RIO DE JANEIRO – Brazil's defense minister has agreed to investigate military facilities where human rights abuses are believed to have been committed during the country's 21-year dictatorship, the National Truth Commission said Tuesday.
The announcement came a day after the 50th anniversary of the coup that launched the dictatorship in the South American nation, and as a melee on the floor of Congress forced the suspension of a special session marking the date.
In a statement on its website, the National Truth Commission said Defense Minister Celso Amorim agreed Tuesday by phone to form inquiry units within the armed forces to probe military installations thought to have been the sites of torture.
The commission requested the formation of the units earlier this year.
Meanwhile, a fight in Brazil's Congress forced suspension of a session marking the anniversary of the military coup that led to the 1964-85 dictatorship.
Television channels broadcast images of pandemonium in the House of Representatives as supporters and opponents of the coup faced off.
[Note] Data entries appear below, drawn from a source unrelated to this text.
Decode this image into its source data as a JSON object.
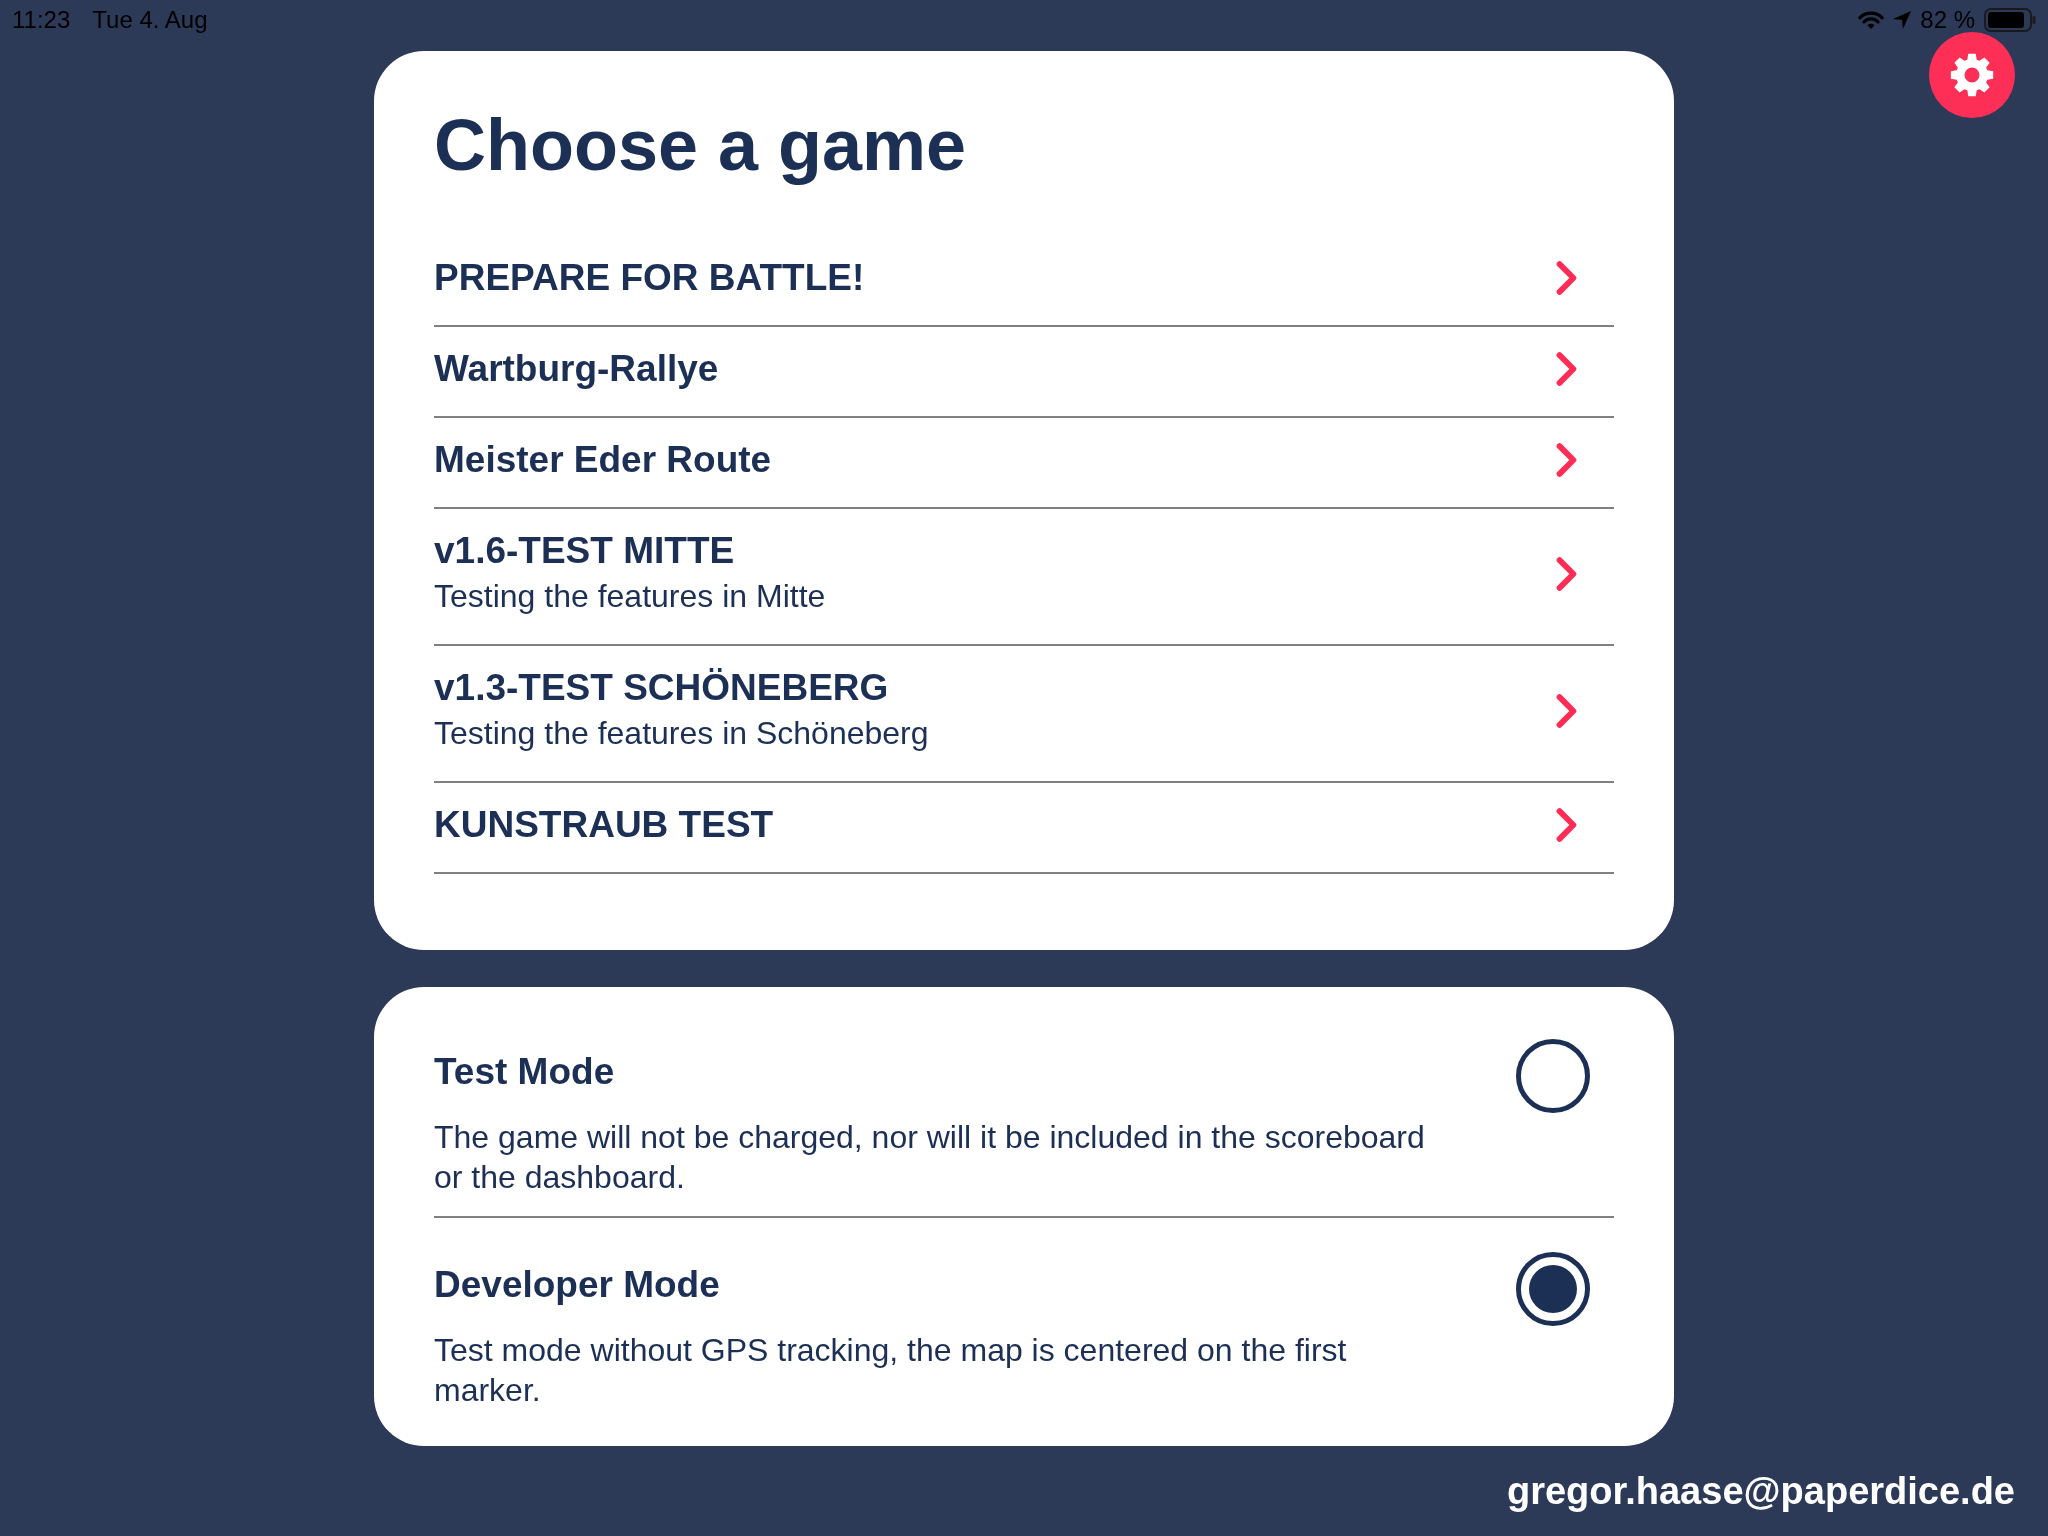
{
  "status_bar": {
    "time": "11:23",
    "date": "Tue 4. Aug",
    "battery": "82 %"
  },
  "games": {
    "title": "Choose a game",
    "items": [
      {
        "title": "PREPARE FOR BATTLE!"
      },
      {
        "title": "Wartburg-Rallye"
      },
      {
        "title": "Meister Eder Route"
      },
      {
        "title": "v1.6-TEST MITTE",
        "subtitle": "Testing the features in Mitte"
      },
      {
        "title": "v1.3-TEST SCHÖNEBERG",
        "subtitle": "Testing the features in Schöneberg"
      },
      {
        "title": "KUNSTRAUB TEST"
      }
    ]
  },
  "modes": [
    {
      "title": "Test Mode",
      "description": "The game will not be charged, nor will it be included in the scoreboard or the dashboard.",
      "checked": false
    },
    {
      "title": "Developer Mode",
      "description": "Test mode without GPS tracking, the map is centered on the first marker.",
      "checked": true
    }
  ],
  "footer": {
    "email": "gregor.haase@paperdice.de"
  }
}
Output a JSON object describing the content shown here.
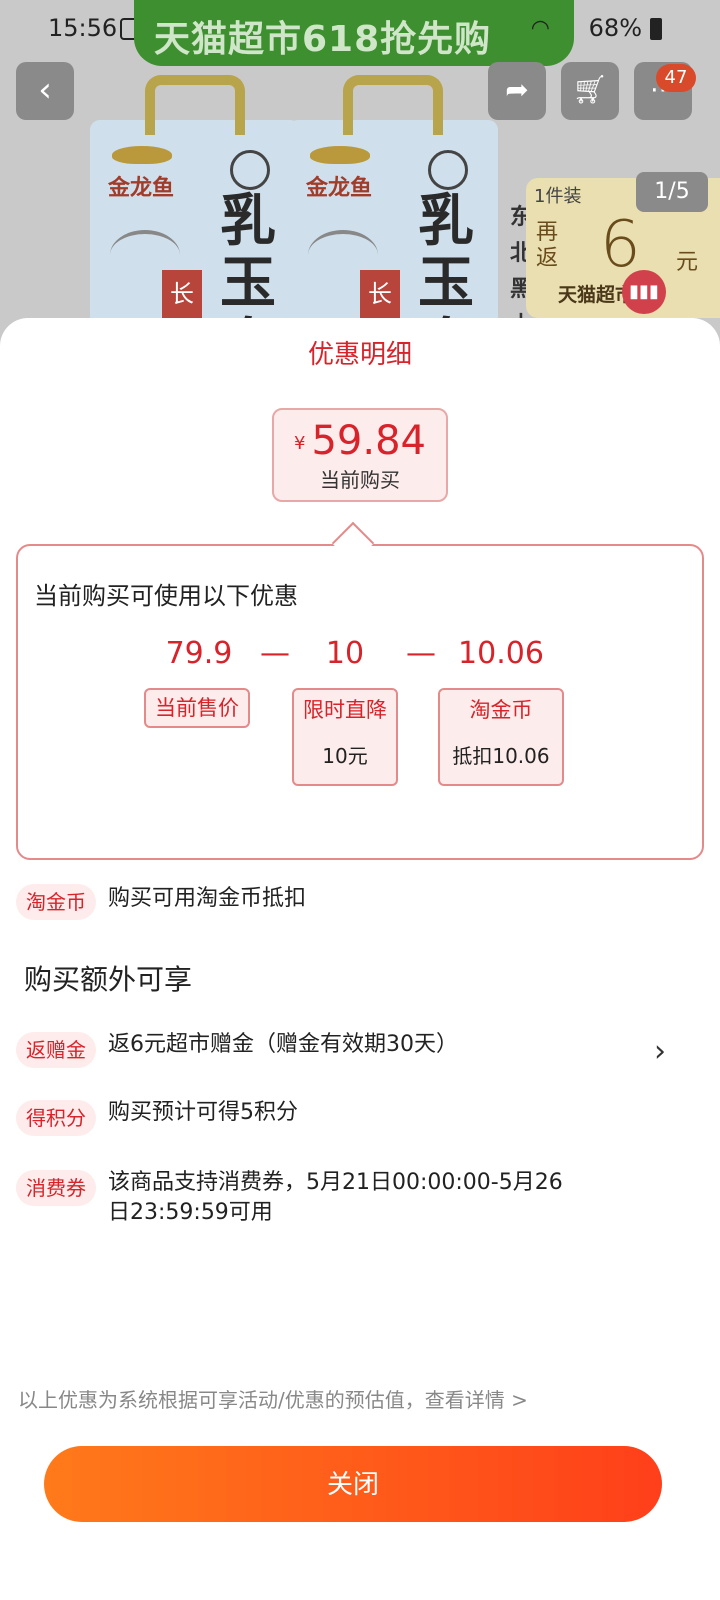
{
  "status_bar": {
    "time": "15:56",
    "battery": "68%",
    "banner_text": "天猫超市618抢先购"
  },
  "product_bg": {
    "brand": "金龙鱼",
    "big_text": "乳玉皇",
    "red_label": "长",
    "side_text": "东北黑土",
    "cart_badge": "47",
    "pager": "1/5",
    "promo_card": {
      "top": "1件装",
      "return_label": "再返",
      "amount": "6",
      "unit": "元",
      "bottom": "天猫超市"
    }
  },
  "sheet": {
    "title": "优惠明细",
    "price": {
      "currency": "¥",
      "value": "59.84",
      "label": "当前购买"
    },
    "detail": {
      "title": "当前购买可使用以下优惠",
      "items": [
        {
          "value": "79.9",
          "label": "当前售价",
          "sub": ""
        },
        {
          "value": "10",
          "label": "限时直降",
          "sub": "10元"
        },
        {
          "value": "10.06",
          "label": "淘金币",
          "sub": "抵扣10.06"
        }
      ],
      "operator": "—"
    },
    "coin_row": {
      "tag": "淘金币",
      "text": "购买可用淘金币抵扣"
    },
    "extra_heading": "购买额外可享",
    "extras": [
      {
        "tag": "返赠金",
        "text": "返6元超市赠金（赠金有效期30天）"
      },
      {
        "tag": "得积分",
        "text": "购买预计可得5积分"
      },
      {
        "tag": "消费券",
        "text": "该商品支持消费券，5月21日00:00:00-5月26日23:59:59可用"
      }
    ],
    "footnote": "以上优惠为系统根据可享活动/优惠的预估值，查看详情 >",
    "close_label": "关闭"
  },
  "colors": {
    "accent_red": "#d8232a",
    "button_start": "#ff7a1a",
    "button_end": "#ff3f1a"
  }
}
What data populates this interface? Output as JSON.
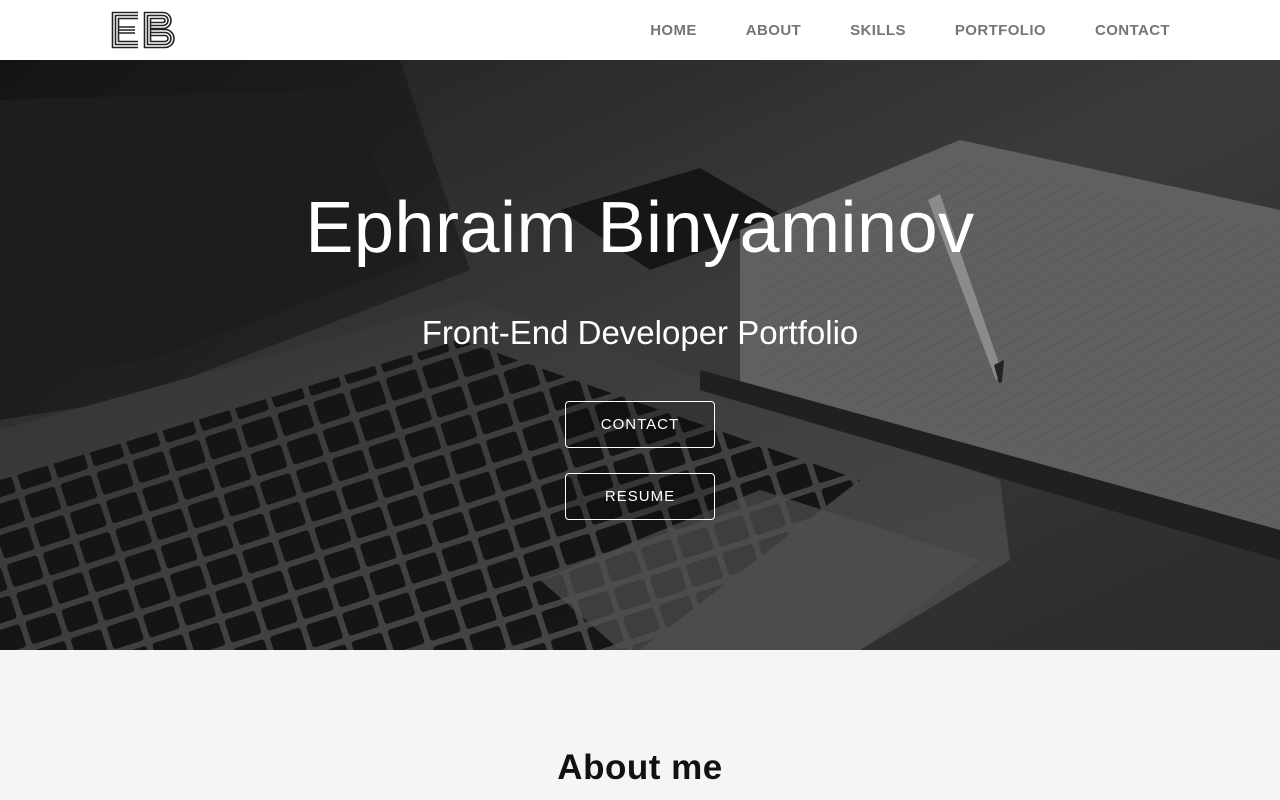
{
  "navbar": {
    "logo_text": "EB",
    "links": [
      "HOME",
      "ABOUT",
      "SKILLS",
      "PORTFOLIO",
      "CONTACT"
    ]
  },
  "hero": {
    "title": "Ephraim Binyaminov",
    "subtitle": "Front-End Developer Portfolio",
    "buttons": {
      "contact": "CONTACT",
      "resume": "RESUME"
    },
    "background_icon": "laptop-and-notebook-photo"
  },
  "about": {
    "title": "About me"
  },
  "colors": {
    "nav_text": "#757575",
    "hero_text": "#ffffff",
    "section_bg": "#f5f5f5",
    "heading": "#111111"
  }
}
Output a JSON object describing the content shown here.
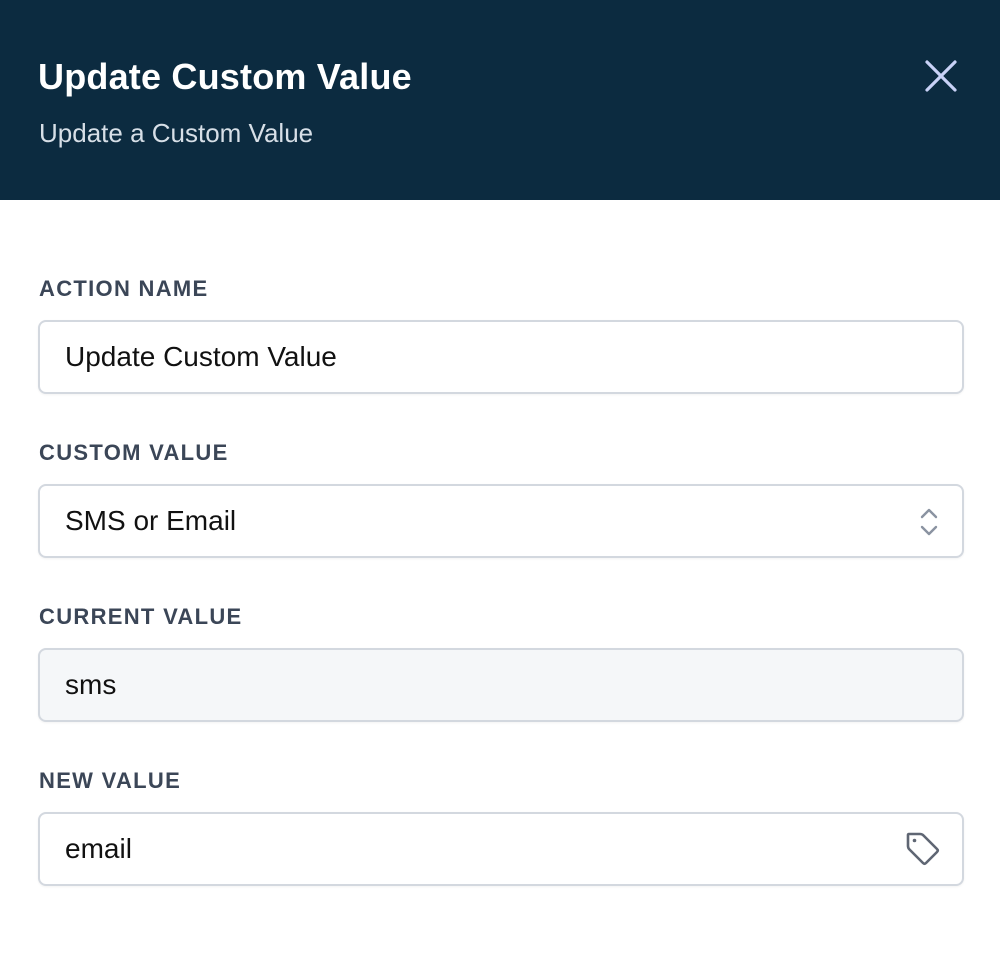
{
  "header": {
    "title": "Update Custom Value",
    "subtitle": "Update a Custom Value",
    "close_icon": "close-icon"
  },
  "fields": {
    "action_name": {
      "label": "ACTION NAME",
      "value": "Update Custom Value"
    },
    "custom_value": {
      "label": "CUSTOM VALUE",
      "selected": "SMS or Email",
      "icon": "chevron-up-down-icon"
    },
    "current_value": {
      "label": "CURRENT VALUE",
      "value": "sms"
    },
    "new_value": {
      "label": "NEW VALUE",
      "value": "email",
      "icon": "tag-icon"
    }
  },
  "colors": {
    "header_background": "#0c2b40",
    "label_text": "#3b4657",
    "input_border": "#d3d8df",
    "readonly_background": "#f5f7f9",
    "close_icon": "#c9d2f7"
  }
}
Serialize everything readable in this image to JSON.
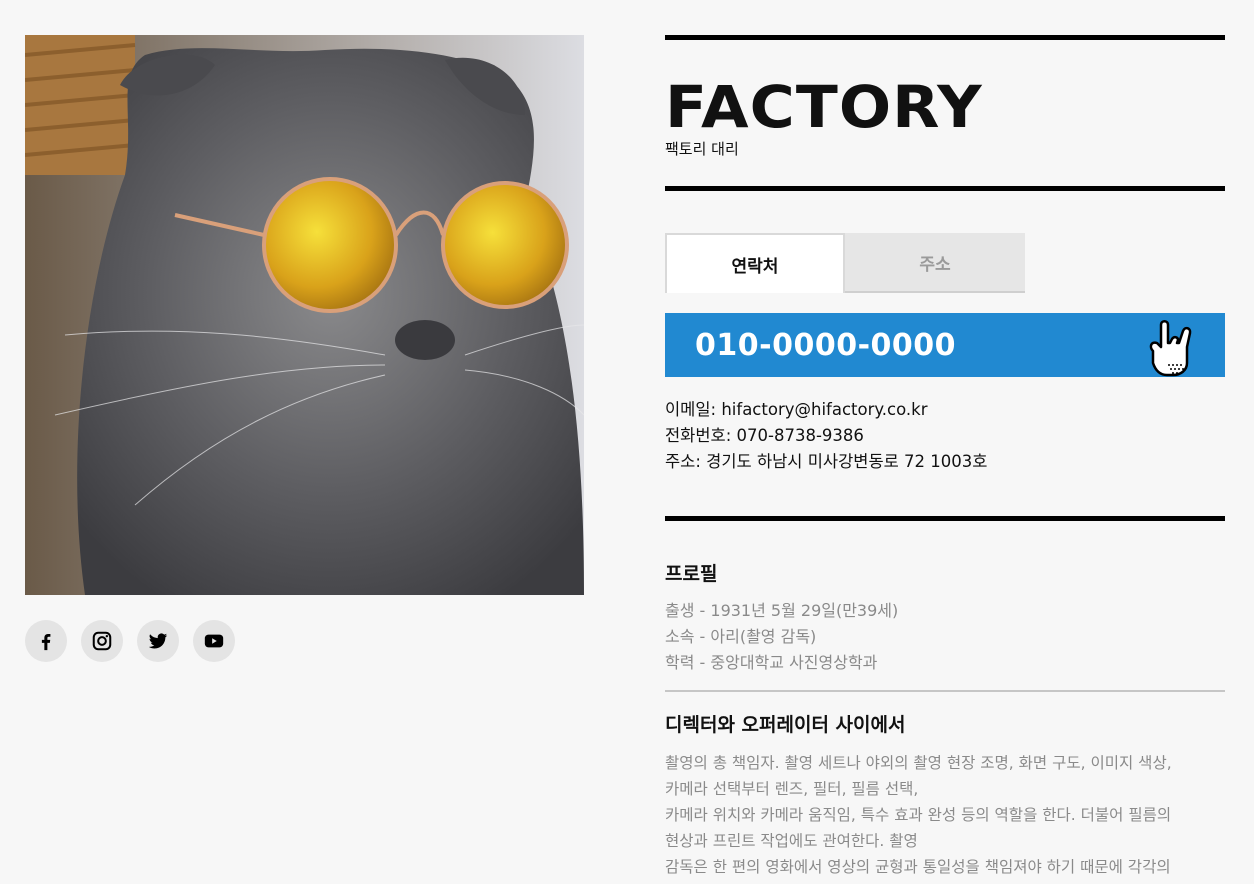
{
  "profile_image_alt": "cat wearing round mirrored sunglasses",
  "social": [
    {
      "name": "facebook-icon"
    },
    {
      "name": "instagram-icon"
    },
    {
      "name": "twitter-icon"
    },
    {
      "name": "youtube-icon"
    }
  ],
  "brand": {
    "title": "FACTORY",
    "subtitle": "팩토리 대리"
  },
  "tabs": [
    {
      "label": "연락처",
      "active": true
    },
    {
      "label": "주소",
      "active": false
    }
  ],
  "phone": {
    "number": "010-0000-0000",
    "color": "#2189d1"
  },
  "contact": {
    "email": "이메일: hifactory@hifactory.co.kr",
    "tel": "전화번호: 070-8738-9386",
    "address": "주소: 경기도 하남시 미사강변동로 72 1003호"
  },
  "profile": {
    "title": "프로필",
    "items": [
      "출생 - 1931년 5월 29일(만39세)",
      "소속 - 아리(촬영 감독)",
      "학력 - 중앙대학교 사진영상학과"
    ]
  },
  "section": {
    "title": "디렉터와 오퍼레이터 사이에서",
    "body": "촬영의 총 책임자. 촬영 세트나 야외의 촬영 현장 조명, 화면 구도, 이미지 색상,\n카메라 선택부터 렌즈, 필터, 필름 선택,\n카메라 위치와 카메라 움직임, 특수 효과 완성 등의 역할을 한다. 더불어 필름의\n현상과 프린트 작업에도 관여한다. 촬영\n감독은 한 편의 영화에서 영상의 균형과 통일성을 책임져야 하기 때문에 각각의"
  }
}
The fight broke out among members of the public attending the session.
The G1 internet portal of the Globo television network ran images of two women attacking one another as security personnel attempted to separate them.
G1 said the lawmaker presiding over Tuesday's session suspended it several times in an effort to restore order before definitively adjourning it.
The report said families of victims of torture under the dictatorship were among attendees.